14 Bless those who persecute you; bless and do not curse them. 15 Rejoice with those who rejoice, weep with those who weep. 16 Live in harmony with one another. Do not be haughty, but associate with the lowly.[h] Never be wise in your own sight. 17 Repay no one evil for evil, but give thought to do what is honorable in the sight of all. 18 If possible, so far as it depends on you, live peaceably with all. 19 Beloved, never avenge yourselves, but leave it[i] to the wrath of God, for it is written, “Vengeance is mine, I will repay, says the Lord.” 20 To the contrary, “if your enemy is hungry, feed him; if he is thirsty, give him something to drink; for by so doing you will heap burning coals on his head.” 21 Do not be overcome by evil, but overcome evil with good.
Perhaps to call the person you dislike “enemy” is rather strong wording. Perhaps calling their behavior towards you “persecution” sounds rather exaggerated. But the principle certainly remains that God often asks us “to be the bigger person,” which can absolutely only be done by His grace.
It’s good to ask ourselves too when someone does or says something wrong why does this make me uncomfortable? Or do you feel offended? Did they ask you something which brings up feelings of fear and insecurity? Reflection on your emotion’s immediate response can be a revelation of your own nature and may even bring up something which you need to lay before that Lord.
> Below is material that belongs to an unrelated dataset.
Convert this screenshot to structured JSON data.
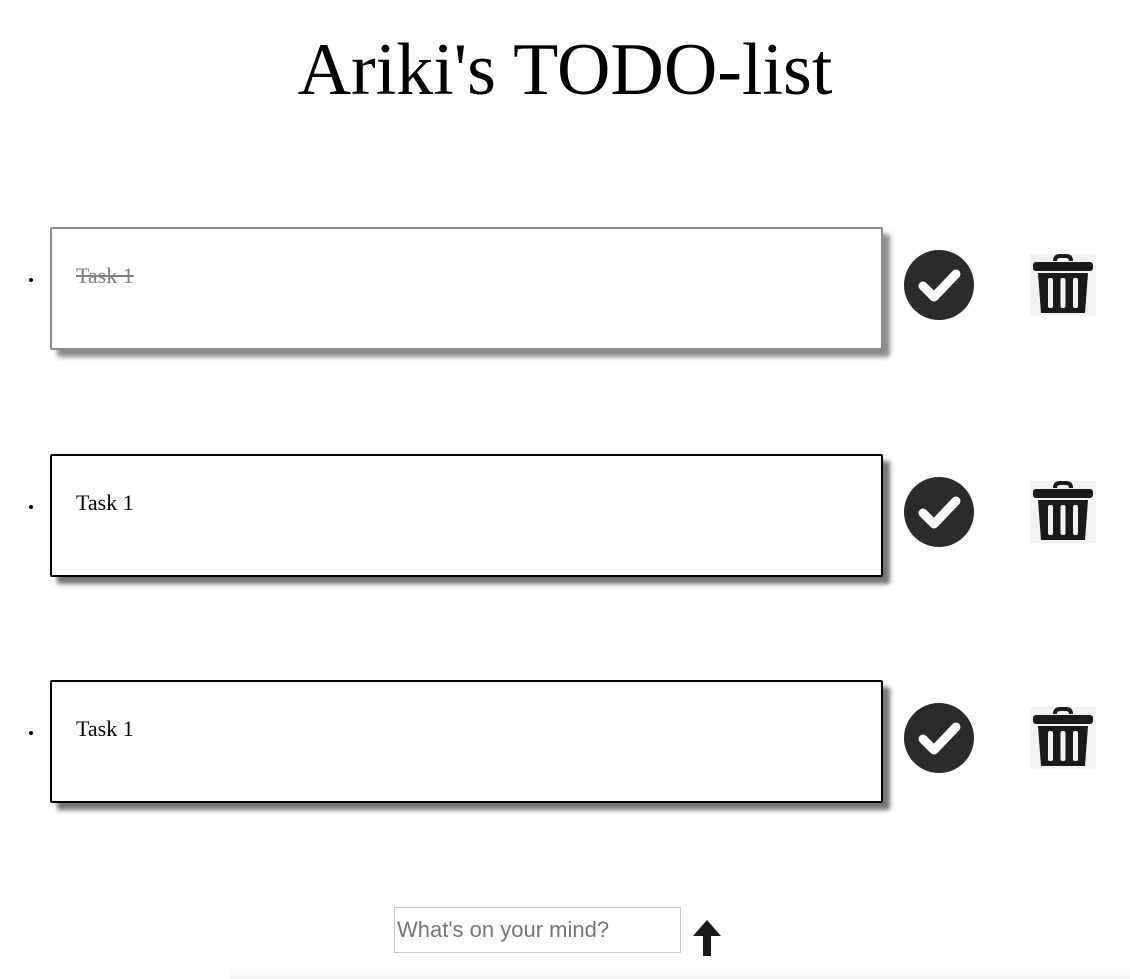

The more filled with Christ you are, the less room there will be in your heart and mind for personal offense.
I’ve known people who will shut others out as soon as they exhibit any hurtful behavior. There are times if a person is dangerous where for your own safety it’s best to cut ties with them. However in most cases we are called to do something else, which can sometimes feel even harder.
Sin which leads to death
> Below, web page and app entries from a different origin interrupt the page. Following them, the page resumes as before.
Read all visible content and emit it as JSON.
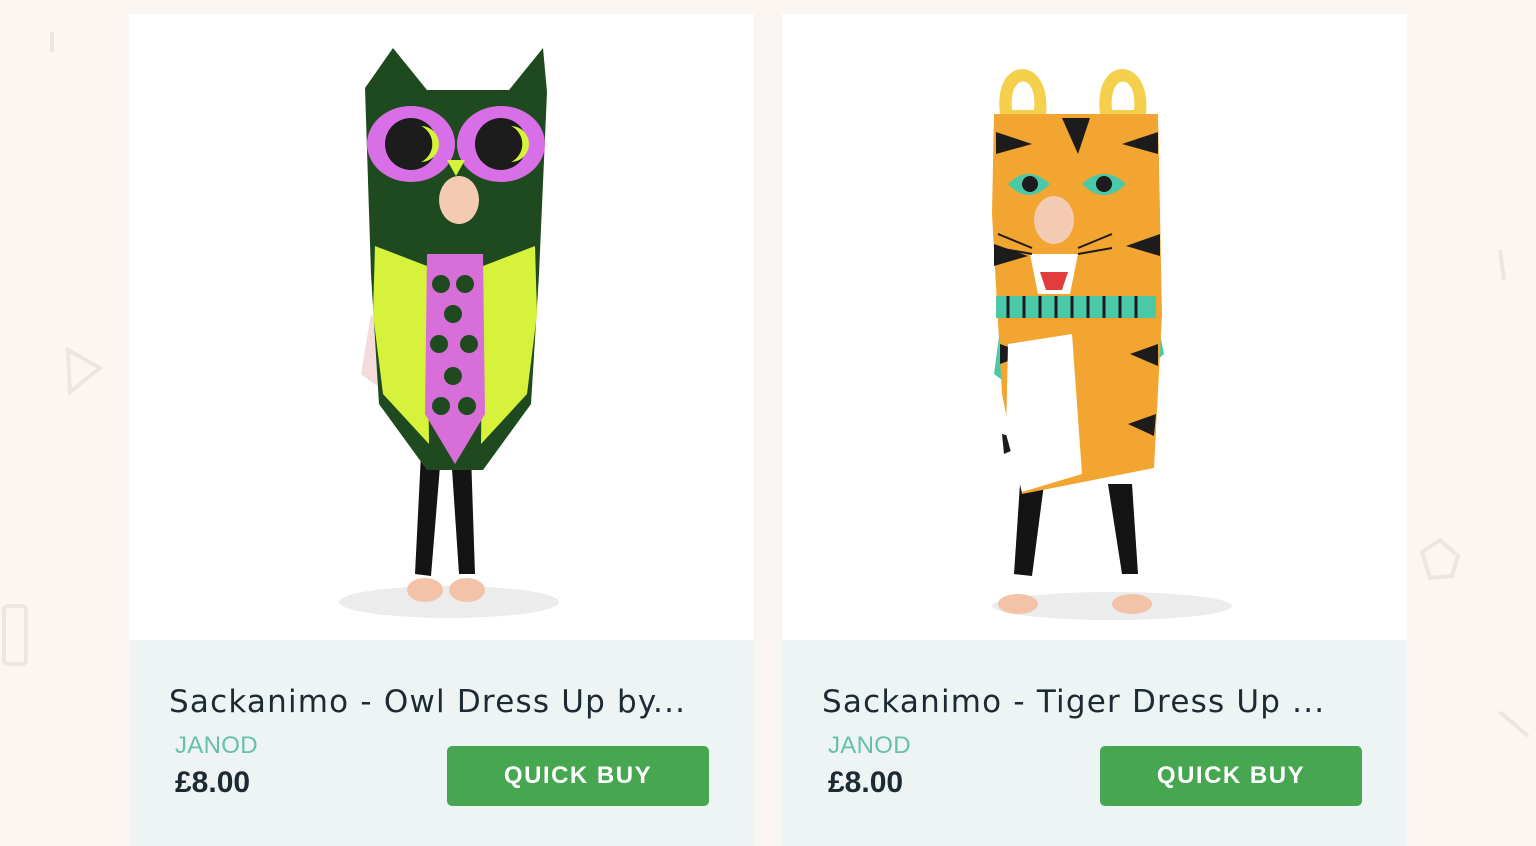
{
  "products": [
    {
      "title": "Sackanimo - Owl Dress Up by...",
      "brand": "JANOD",
      "price": "£8.00",
      "button_label": "QUICK BUY",
      "image_label": "owl-costume-photo"
    },
    {
      "title": "Sackanimo - Tiger Dress Up ...",
      "brand": "JANOD",
      "price": "£8.00",
      "button_label": "QUICK BUY",
      "image_label": "tiger-costume-photo"
    }
  ],
  "colors": {
    "page_bg": "#fbf6f1",
    "info_bg": "#eef4f4",
    "brand": "#66c2a5",
    "button": "#46a750",
    "text": "#1d2a33"
  }
}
1 John 5:16-17
16 If anyone sees his brother committing a sin not leading to death, he shall ask, and God will give him life—to those who commit sins that do not lead to death. There is sin that leads to death; I do not say that one should pray for that. 17 All wrongdoing is sin, but there is sin that does not lead to death.
We know that, “the wages of sin is death,” so why is John sounding like some sins leads to death rather than others? My belief is that the sin which leads to death spoken of in this passage is the rejection of Christ.
Hebrews 2:11;12 says,
“I will tell of your name to my brothers;
in the midst of the congregation I will sing your praise.”
If someone is “a brother” (or sister as the case may be) then they have already accepted Jesus as their savior. When a brother or sister in Christ stumbles in sin, they will be forgiven. The only way their sins won’t be forgiven is if they reject Jesus as their savior.
The word, “life” in the Bible can refer to righteous living. As Christians it’s part of our duty to pray for our siblings in Christ to walk in accordance with God’s will. Those, however, who are not in a relationship with Christ are not our brothers and sisters. That’s why rejecting Christ and blaspheming the Holy Spirit is the only real sin which leads to death.
A Christian can’t “accidentally loose their salvation,” for a real blasphemy or rejection requires a conscious decision.
I also dare believe that even if a person has previously committed the sin which leads to death they will always have the chance for repentance as long as they live in this world. God’s will is that none should perish.
It won’t do much good to pray that God will give spiritual life to those who have rejected Him, because only the Holy Spirit can change hearts. Life in the spiritual sense regards a person’s attitude and behavior, and neither will really change for the better unless they allow the Holy Spirit to help them. That’s why John says, “I do not say that one should pray for that.”
But please note he doesn’t say, “Don’t pray for them at all.” Still as we feel called we may pray that those we know who are unsaved would become our brothers and sisters in Christ.
Trust in the LORD with all your heart and lean not on your own understanding; in all your ways submit to him, and he will make your paths straight.